Today a new “card-less” ATM is emerging (usually denoted with a card-less symbol). Some of the larger institutions (ex: Bank of America, Wells Fargo, Chase, Capital One) have developed smart phone apps (Mobile Cash) that work in much the same way that a card would. For times when you may not have your card with you (but you’re never without your phone!), simply tap the app and enter the code. The cash is yours!
One of the newest crazes is “cashless ATMs.” Cashless? ATM? How does that work?
Consumers use a debit or credit card at a special ATM terminal to withdraw “cash,” but the cash is in a voucher form and is directly credited to a merchant’s bank account. The voucher is then used to purchase merchandise. It makes cash transactions safer because the merchant doesn’t need to retain as much cash and the cash back from these transactions is in a lesser amount. There is a small fee to the consumer instead of the merchant paying credit card network transaction fees for processing a debit or credit card.

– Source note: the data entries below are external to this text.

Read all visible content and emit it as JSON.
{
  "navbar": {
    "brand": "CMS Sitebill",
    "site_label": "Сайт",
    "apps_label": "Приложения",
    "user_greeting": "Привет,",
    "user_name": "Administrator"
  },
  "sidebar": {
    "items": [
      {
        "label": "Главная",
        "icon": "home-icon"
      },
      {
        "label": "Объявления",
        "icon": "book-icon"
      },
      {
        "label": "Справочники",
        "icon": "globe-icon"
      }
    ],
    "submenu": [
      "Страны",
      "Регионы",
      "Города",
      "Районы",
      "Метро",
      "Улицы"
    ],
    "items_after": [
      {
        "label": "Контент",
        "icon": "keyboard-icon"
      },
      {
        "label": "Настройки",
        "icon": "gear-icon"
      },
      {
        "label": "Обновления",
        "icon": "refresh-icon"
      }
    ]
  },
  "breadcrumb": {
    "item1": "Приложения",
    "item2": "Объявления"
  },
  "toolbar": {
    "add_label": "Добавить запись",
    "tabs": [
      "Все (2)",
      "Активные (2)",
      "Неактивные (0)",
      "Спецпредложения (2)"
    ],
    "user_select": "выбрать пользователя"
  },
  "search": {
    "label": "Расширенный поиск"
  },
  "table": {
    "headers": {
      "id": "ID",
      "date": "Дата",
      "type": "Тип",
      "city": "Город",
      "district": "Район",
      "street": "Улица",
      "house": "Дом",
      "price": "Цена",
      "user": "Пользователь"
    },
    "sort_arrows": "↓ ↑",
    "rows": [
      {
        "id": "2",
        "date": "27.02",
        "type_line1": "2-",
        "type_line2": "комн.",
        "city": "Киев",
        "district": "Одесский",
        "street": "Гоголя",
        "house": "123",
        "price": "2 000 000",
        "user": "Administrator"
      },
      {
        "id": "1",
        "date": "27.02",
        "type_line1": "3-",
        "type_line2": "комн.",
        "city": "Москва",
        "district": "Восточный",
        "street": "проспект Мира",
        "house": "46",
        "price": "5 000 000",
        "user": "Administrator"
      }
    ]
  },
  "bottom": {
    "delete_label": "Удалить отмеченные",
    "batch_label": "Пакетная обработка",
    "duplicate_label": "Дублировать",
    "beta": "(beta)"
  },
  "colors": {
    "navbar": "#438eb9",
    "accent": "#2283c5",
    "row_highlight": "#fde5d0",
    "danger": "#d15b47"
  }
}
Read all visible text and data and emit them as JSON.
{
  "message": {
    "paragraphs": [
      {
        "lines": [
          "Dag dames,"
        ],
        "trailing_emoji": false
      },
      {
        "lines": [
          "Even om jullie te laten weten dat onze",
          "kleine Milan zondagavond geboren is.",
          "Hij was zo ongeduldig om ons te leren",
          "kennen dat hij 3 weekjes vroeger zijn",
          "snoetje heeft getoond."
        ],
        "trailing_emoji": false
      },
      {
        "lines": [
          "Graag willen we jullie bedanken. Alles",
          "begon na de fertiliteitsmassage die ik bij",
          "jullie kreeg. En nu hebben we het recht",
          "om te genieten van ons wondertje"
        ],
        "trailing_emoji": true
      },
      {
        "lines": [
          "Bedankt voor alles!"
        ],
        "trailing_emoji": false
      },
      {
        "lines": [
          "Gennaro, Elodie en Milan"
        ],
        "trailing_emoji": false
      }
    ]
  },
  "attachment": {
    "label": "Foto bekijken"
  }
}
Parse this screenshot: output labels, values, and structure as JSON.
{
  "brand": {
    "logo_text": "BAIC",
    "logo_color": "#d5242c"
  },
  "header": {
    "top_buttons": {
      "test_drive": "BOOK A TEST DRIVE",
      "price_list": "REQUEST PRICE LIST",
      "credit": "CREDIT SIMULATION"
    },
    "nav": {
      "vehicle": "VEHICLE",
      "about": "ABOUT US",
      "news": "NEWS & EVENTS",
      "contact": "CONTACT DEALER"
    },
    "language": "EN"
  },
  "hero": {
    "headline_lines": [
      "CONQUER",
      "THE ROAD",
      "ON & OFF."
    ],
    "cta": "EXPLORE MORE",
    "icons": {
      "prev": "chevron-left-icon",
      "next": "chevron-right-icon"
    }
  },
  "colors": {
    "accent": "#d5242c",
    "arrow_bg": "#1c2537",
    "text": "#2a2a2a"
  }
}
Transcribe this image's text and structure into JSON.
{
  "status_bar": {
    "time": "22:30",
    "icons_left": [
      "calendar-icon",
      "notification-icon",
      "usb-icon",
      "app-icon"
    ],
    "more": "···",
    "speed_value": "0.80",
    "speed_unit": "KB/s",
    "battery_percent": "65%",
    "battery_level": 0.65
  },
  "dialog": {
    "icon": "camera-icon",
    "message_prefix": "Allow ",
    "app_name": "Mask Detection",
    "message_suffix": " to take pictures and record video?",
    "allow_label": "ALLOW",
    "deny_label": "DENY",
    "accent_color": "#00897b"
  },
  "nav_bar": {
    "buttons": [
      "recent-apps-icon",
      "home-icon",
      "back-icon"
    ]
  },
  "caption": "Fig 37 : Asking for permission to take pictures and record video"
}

This became a popular method of payment for medical marijuana because major card brands will not allow credit card processing for medical marijuana.
Bitcoin ATMs are the latest fad. They allow users to pay cash (even with a debit card) in exchange for Bitcoin or other cryptocurrencies. But the process can be a little onerous. Like card-less ATM operations, the user will need an app and a digital key that gives you access to your account. Because of criminal affiliations with Bitcoin, the user may need to submit their driver’s license and use text messaging to confirm the transaction. They’re closer than you think. But buyer beware! With Bitcoin currently going for around $7,000/Bitcoin, you may only get a percentage of a Bitcoin.
Perhaps the smartest question you can ask today is, “What’s in my ATM?”
Article prepared by Evelyn Dehmey, contact her at firstname.lastname@example.org.